Since electronic health records were introduced en masse across the healthcare system with the HITECH Act of 2009, there’s been no shortage of discussion focused on the possible ways of making them more effective and more easily integrated into healthcare delivery networks.
While those discussions are bound to continue for the foreseeable future, a recent article at Harvard Business Review points to the rapidly emerging option of using AI to make existing EHR systems more flexible and intelligent.
The authors that AI capabilities for EHRs are currently relatively narrow but they expect them to rapidly improve and to include, among other attributes:
Data extraction from free text: Providers can already extract data from faxes using current AI tools, they note, and one vendor recently announced a cloud-based service that uses AI to extract and index data from clinical notes.
Clinical documentation and data entry: Capturing clinical notes with natural language processing allows clinicians to focus on their patients rather than keyboards and screens, and the writers point to new AI-supported tools that integrate with commercial EHRs to support data collection and clinical note composition.

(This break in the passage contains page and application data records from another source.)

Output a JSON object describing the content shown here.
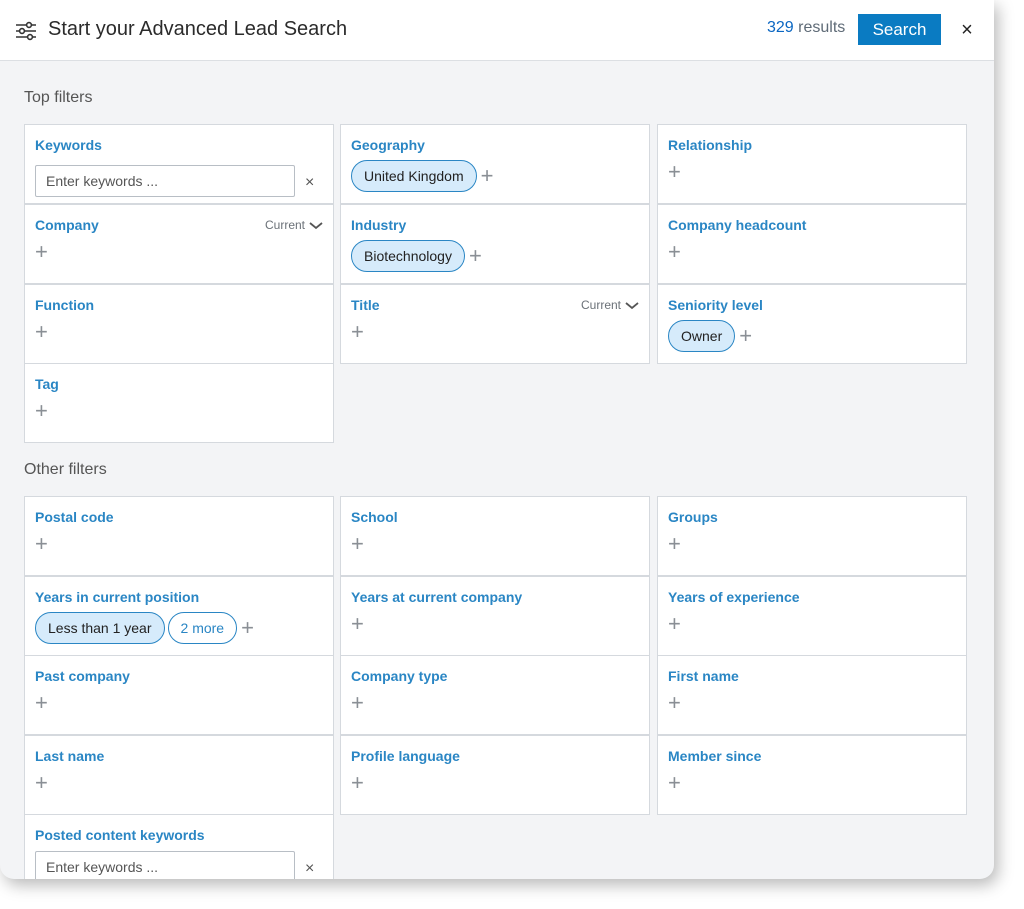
{
  "header": {
    "title": "Start your Advanced Lead Search",
    "results_count": "329",
    "results_label": "results",
    "search_label": "Search",
    "close_label": "×"
  },
  "top_filters": {
    "label": "Top filters",
    "keywords": {
      "title": "Keywords",
      "placeholder": "Enter keywords ...",
      "clear": "×"
    },
    "geography": {
      "title": "Geography",
      "selected": "United Kingdom"
    },
    "relationship": {
      "title": "Relationship"
    },
    "company": {
      "title": "Company",
      "scope": "Current"
    },
    "industry": {
      "title": "Industry",
      "selected": "Biotechnology"
    },
    "company_headcount": {
      "title": "Company headcount"
    },
    "function": {
      "title": "Function"
    },
    "title": {
      "title": "Title",
      "scope": "Current"
    },
    "seniority_level": {
      "title": "Seniority level",
      "selected": "Owner"
    },
    "tag": {
      "title": "Tag"
    }
  },
  "other_filters": {
    "label": "Other filters",
    "postal_code": {
      "title": "Postal code"
    },
    "school": {
      "title": "School"
    },
    "groups": {
      "title": "Groups"
    },
    "years_in_current_position": {
      "title": "Years in current position",
      "selected": "Less than 1 year",
      "more": "2 more"
    },
    "years_at_current_company": {
      "title": "Years at current company"
    },
    "years_of_experience": {
      "title": "Years of experience"
    },
    "past_company": {
      "title": "Past company"
    },
    "company_type": {
      "title": "Company type"
    },
    "first_name": {
      "title": "First name"
    },
    "last_name": {
      "title": "Last name"
    },
    "profile_language": {
      "title": "Profile language"
    },
    "member_since": {
      "title": "Member since"
    },
    "posted_content_keywords": {
      "title": "Posted content keywords",
      "placeholder": "Enter keywords ...",
      "clear": "×"
    }
  },
  "common": {
    "plus": "+"
  },
  "icons": {
    "header": "sliders-icon",
    "add": "plus-icon",
    "clear": "close-icon",
    "scope": "chevron-down-icon"
  },
  "colors": {
    "accent": "#0a7bc2",
    "link": "#2a86c4",
    "pill_bg": "#d6ebfb"
  }
}
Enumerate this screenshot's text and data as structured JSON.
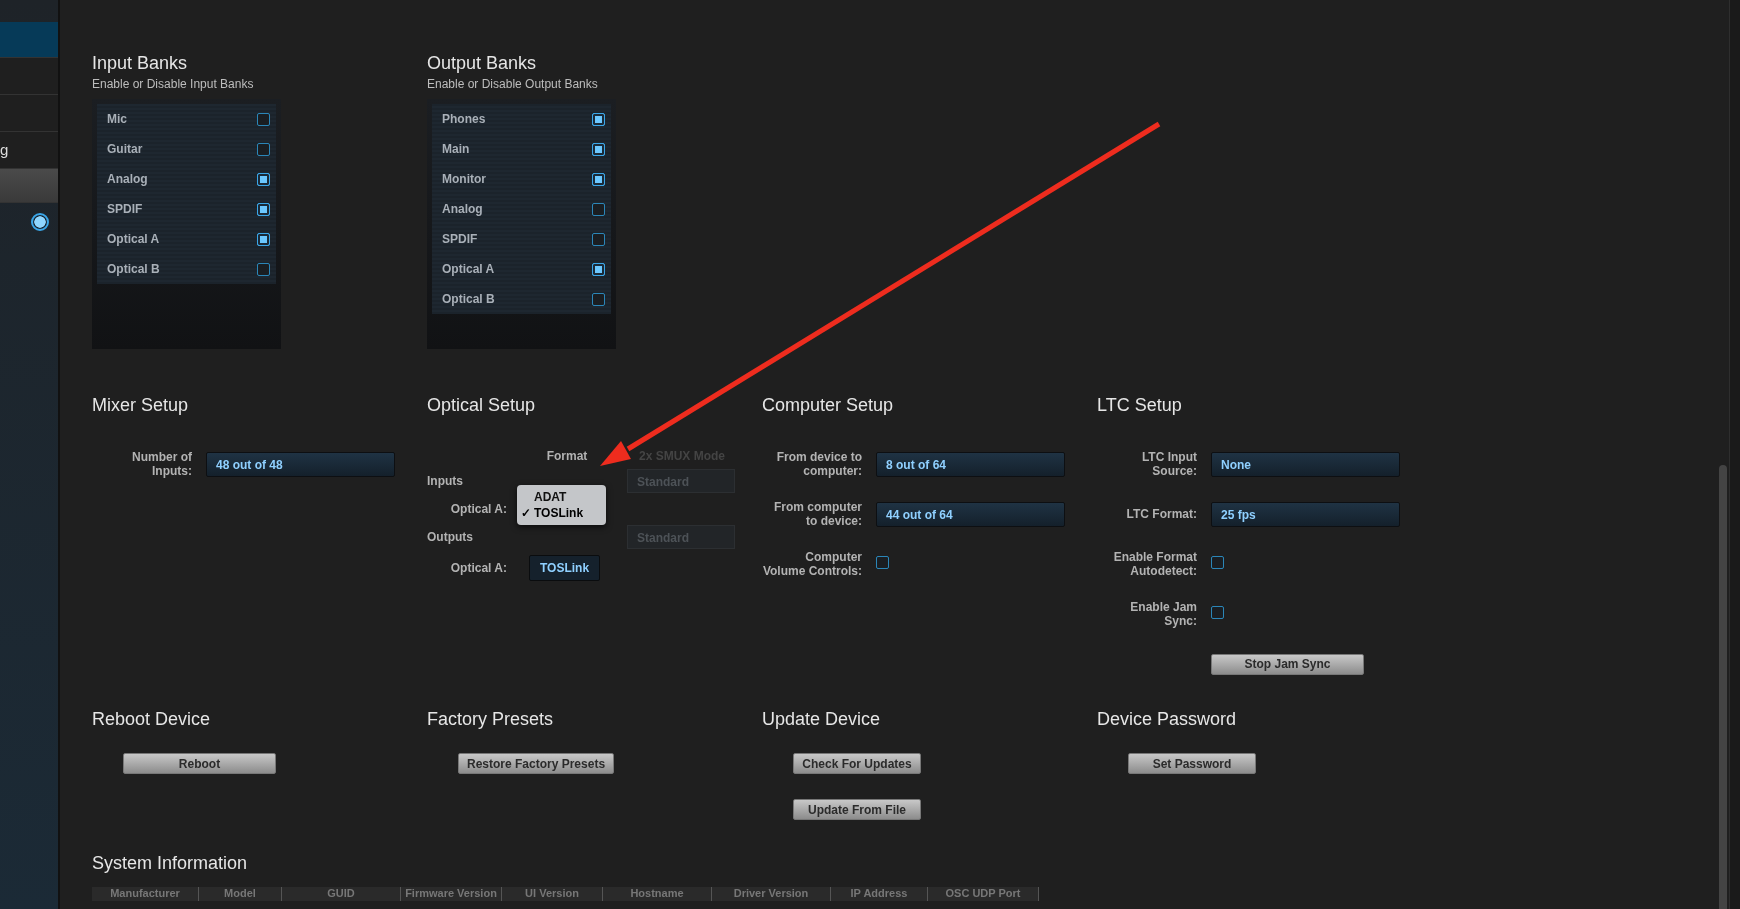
{
  "sidebar": {
    "items": [
      {
        "selected": true
      },
      {
        "selected": false
      },
      {
        "selected": false
      },
      {
        "label": "g",
        "selected": false
      },
      {
        "selected": false,
        "kind": "group"
      }
    ],
    "toggle": {
      "on": true
    }
  },
  "input_banks": {
    "title": "Input Banks",
    "subtitle": "Enable or Disable Input Banks",
    "items": [
      {
        "label": "Mic",
        "checked": false
      },
      {
        "label": "Guitar",
        "checked": false
      },
      {
        "label": "Analog",
        "checked": true
      },
      {
        "label": "SPDIF",
        "checked": true
      },
      {
        "label": "Optical A",
        "checked": true
      },
      {
        "label": "Optical B",
        "checked": false
      }
    ]
  },
  "output_banks": {
    "title": "Output Banks",
    "subtitle": "Enable or Disable Output Banks",
    "items": [
      {
        "label": "Phones",
        "checked": true
      },
      {
        "label": "Main",
        "checked": true
      },
      {
        "label": "Monitor",
        "checked": true
      },
      {
        "label": "Analog",
        "checked": false
      },
      {
        "label": "SPDIF",
        "checked": false
      },
      {
        "label": "Optical A",
        "checked": true
      },
      {
        "label": "Optical B",
        "checked": false
      }
    ]
  },
  "mixer_setup": {
    "title": "Mixer Setup",
    "rows": [
      {
        "kind": "select",
        "label": "Number of Inputs:",
        "value": "48 out of 48"
      }
    ]
  },
  "optical_setup": {
    "title": "Optical Setup",
    "format_header": "Format",
    "smux_header": "2x SMUX Mode",
    "inputs_label": "Inputs",
    "outputs_label": "Outputs",
    "input_row": {
      "label": "Optical A:",
      "smux": "Standard",
      "popup": {
        "check_glyph": "✓",
        "options": [
          {
            "label": "ADAT",
            "selected": false
          },
          {
            "label": "TOSLink",
            "selected": true
          }
        ]
      }
    },
    "output_row": {
      "label": "Optical A:",
      "format": "TOSLink",
      "smux": "Standard"
    }
  },
  "computer_setup": {
    "title": "Computer Setup",
    "rows": [
      {
        "kind": "select",
        "label": "From device to computer:",
        "value": "8 out of 64"
      },
      {
        "kind": "select",
        "label": "From computer to device:",
        "value": "44 out of 64"
      },
      {
        "kind": "checkbox",
        "label": "Computer Volume Controls:",
        "checked": false
      }
    ]
  },
  "ltc_setup": {
    "title": "LTC Setup",
    "rows": [
      {
        "kind": "select",
        "label": "LTC Input Source:",
        "value": "None"
      },
      {
        "kind": "select",
        "label": "LTC Format:",
        "value": "25 fps"
      },
      {
        "kind": "checkbox",
        "label": "Enable Format Autodetect:",
        "checked": false
      },
      {
        "kind": "checkbox",
        "label": "Enable Jam Sync:",
        "checked": false
      },
      {
        "kind": "button",
        "label": "Stop Jam Sync"
      }
    ]
  },
  "actions": [
    {
      "title": "Reboot Device",
      "buttons": [
        "Reboot"
      ]
    },
    {
      "title": "Factory Presets",
      "buttons": [
        "Restore Factory Presets"
      ]
    },
    {
      "title": "Update Device",
      "buttons": [
        "Check For Updates",
        "Update From File"
      ]
    },
    {
      "title": "Device Password",
      "buttons": [
        "Set Password"
      ]
    }
  ],
  "system_information": {
    "title": "System Information",
    "columns": [
      "Manufacturer",
      "Model",
      "GUID",
      "Firmware Version",
      "UI Version",
      "Hostname",
      "Driver Version",
      "IP Address",
      "OSC UDP Port"
    ]
  },
  "annotation": {
    "kind": "arrow",
    "color": "#ee2c1e"
  }
}
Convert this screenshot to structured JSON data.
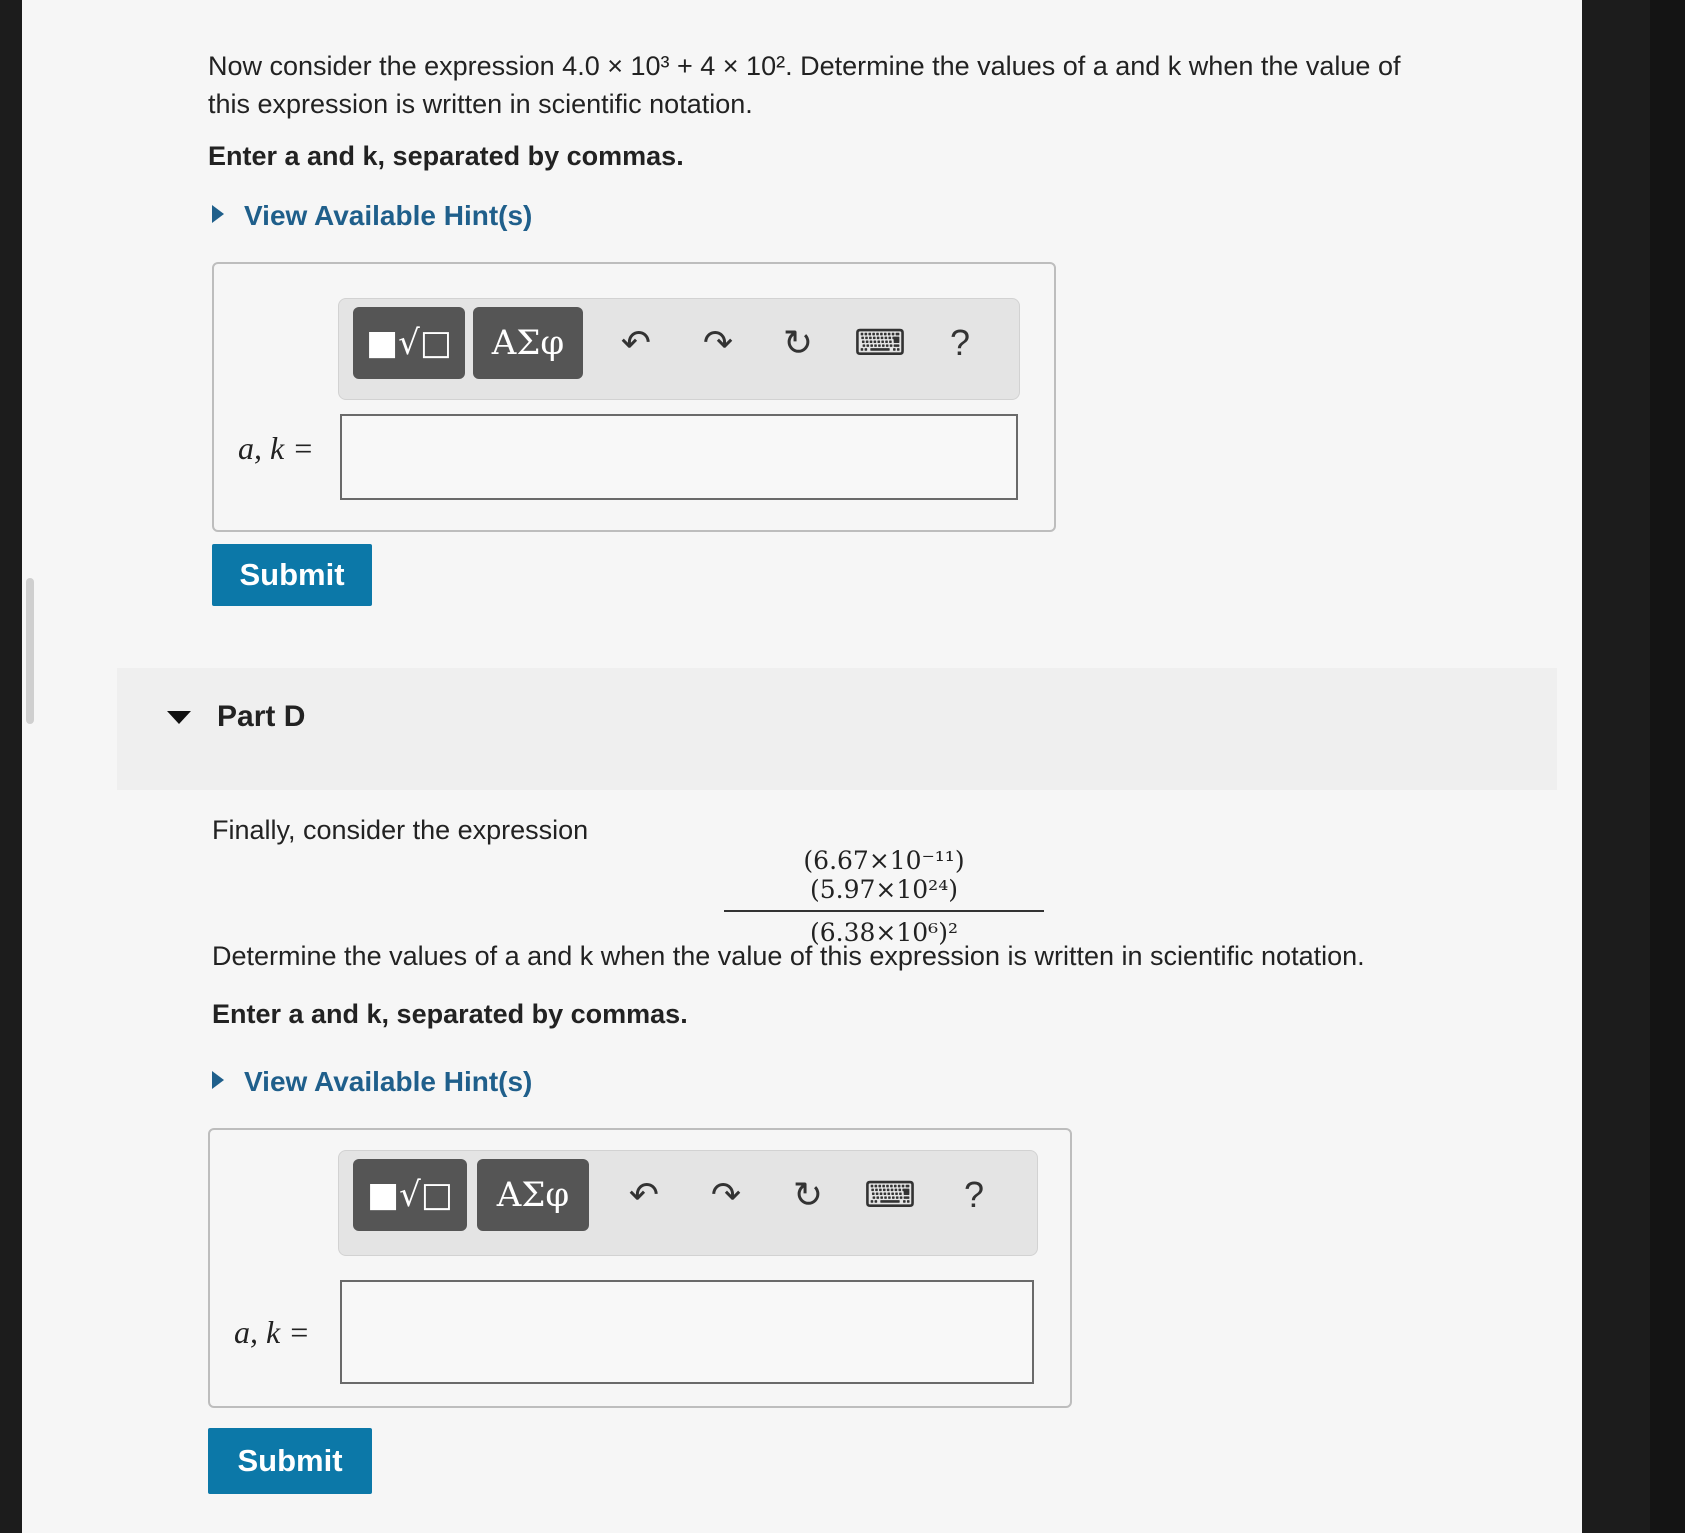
{
  "partC": {
    "question_line1": "Now consider the expression 4.0 × 10³ + 4 × 10². Determine the values of a and k when the value of",
    "question_line2": "this expression is written in scientific notation.",
    "instruction": "Enter a and k, separated by commas.",
    "hint_link": "View Available Hint(s)",
    "answer_label": "a, k =",
    "answer_value": "",
    "submit_label": "Submit"
  },
  "partD": {
    "title": "Part D",
    "intro": "Finally, consider the expression",
    "numerator": "(6.67×10⁻¹¹)(5.97×10²⁴)",
    "denominator": "(6.38×10⁶)²",
    "question": "Determine the values of a and k when the value of this expression is written in scientific notation.",
    "instruction": "Enter a and k, separated by commas.",
    "hint_link": "View Available Hint(s)",
    "answer_label": "a, k =",
    "answer_value": "",
    "submit_label": "Submit"
  },
  "toolbar": {
    "templates_glyph": "■√□",
    "greek_label": "ΑΣφ",
    "undo_glyph": "↶",
    "redo_glyph": "↷",
    "reset_glyph": "↻",
    "keyboard_glyph": "⌨",
    "help_label": "?"
  },
  "colors": {
    "submit_bg": "#0c78a8",
    "hint_link": "#1f5f8b",
    "toolbar_button": "#555555"
  }
}
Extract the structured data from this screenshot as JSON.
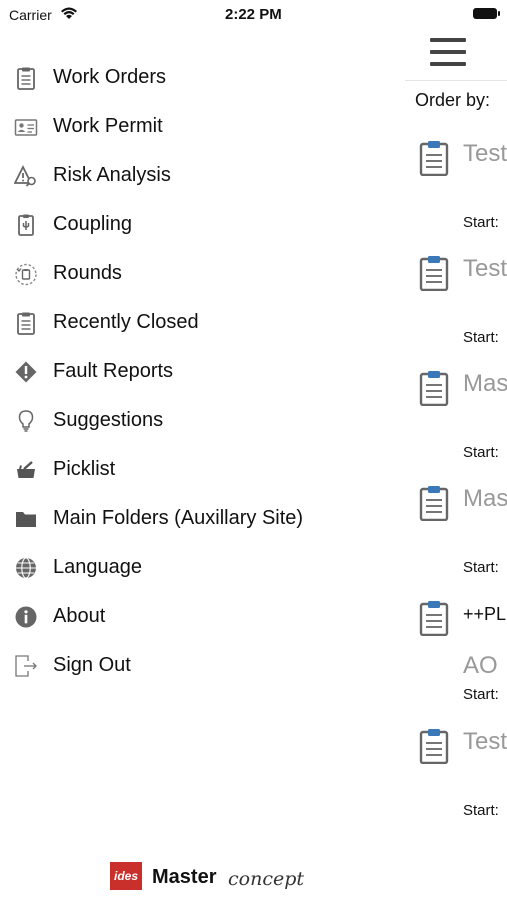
{
  "status_bar": {
    "carrier": "Carrier",
    "time": "2:22 PM"
  },
  "menu": {
    "items": [
      {
        "label": "Work Orders",
        "icon": "clipboard-icon"
      },
      {
        "label": "Work Permit",
        "icon": "id-card-icon"
      },
      {
        "label": "Risk Analysis",
        "icon": "warning-search-icon"
      },
      {
        "label": "Coupling",
        "icon": "coupling-icon"
      },
      {
        "label": "Rounds",
        "icon": "rounds-icon"
      },
      {
        "label": "Recently Closed",
        "icon": "clipboard-icon"
      },
      {
        "label": "Fault Reports",
        "icon": "diamond-alert-icon"
      },
      {
        "label": "Suggestions",
        "icon": "lightbulb-icon"
      },
      {
        "label": "Picklist",
        "icon": "picklist-icon"
      },
      {
        "label": "Main Folders (Auxillary Site)",
        "icon": "folder-icon"
      },
      {
        "label": "Language",
        "icon": "globe-icon"
      },
      {
        "label": "About",
        "icon": "info-icon"
      },
      {
        "label": "Sign Out",
        "icon": "sign-out-icon"
      }
    ]
  },
  "brand": {
    "ides": "ides",
    "master": "Master",
    "concept": "concept"
  },
  "panel": {
    "order_by": "Order by:",
    "rows": [
      {
        "title": "Test",
        "sub": "",
        "start": "Start:"
      },
      {
        "title": "Test",
        "sub": "",
        "start": "Start:"
      },
      {
        "title": "Mas",
        "sub": "",
        "start": "Start:"
      },
      {
        "title": "Mas",
        "sub": "",
        "start": "Start:"
      },
      {
        "title": "++PL",
        "sub": "AO",
        "start": "Start:"
      },
      {
        "title": "Test",
        "sub": "",
        "start": "Start:"
      }
    ]
  },
  "colors": {
    "clipboard_clip": "#3a78b8",
    "icon_gray": "#666666",
    "brand_red": "#c9302c"
  }
}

Clinical decision support: Finally, they point out that while “decision support, which recommends treatment strategies, was generic and rule-based in the past,” machine-learning solutions are emerging today “that learn based on new data and enable more personalized care.”
Looking more broadly across the EHR landscape, the authors suggest that “while AI is being applied in EHR systems principally to improve data discovery and extraction and personalize treatment recommendations, it has great potential to make EHRs more user friendly. This is a critical goal, as EHRs are complicated and hard to use and are often cited as contributing to clinician burnout.”
Currently, they point out, customizing EHRs to make them easier for clinicians is largely a manual process, and the systems’ rigidity is a real obstacle to improvement. “AI, and machine learning specifically, could help EHRs continuously adapt to users’ preferences, improving both clinical outcomes and clinicians’ quality of life.”
The key to being able to take advantage of these and other capabilities is that they need to be tightly integrated with EHRs to be effective. “Most current AI options are ‘encapsulated’ as stand-alone offerings and don’t provide as much value as integrated ones, and require time-pressed physicians to learn how to use new interfaces.”
That said, mainstream EHR vendors are beginning to add AI capabilities to make their systems easier to use and are “adding capabilities like natural language processing, machine learning for clinical decision support, integration with telehealth technologies and automated imaging analysis.”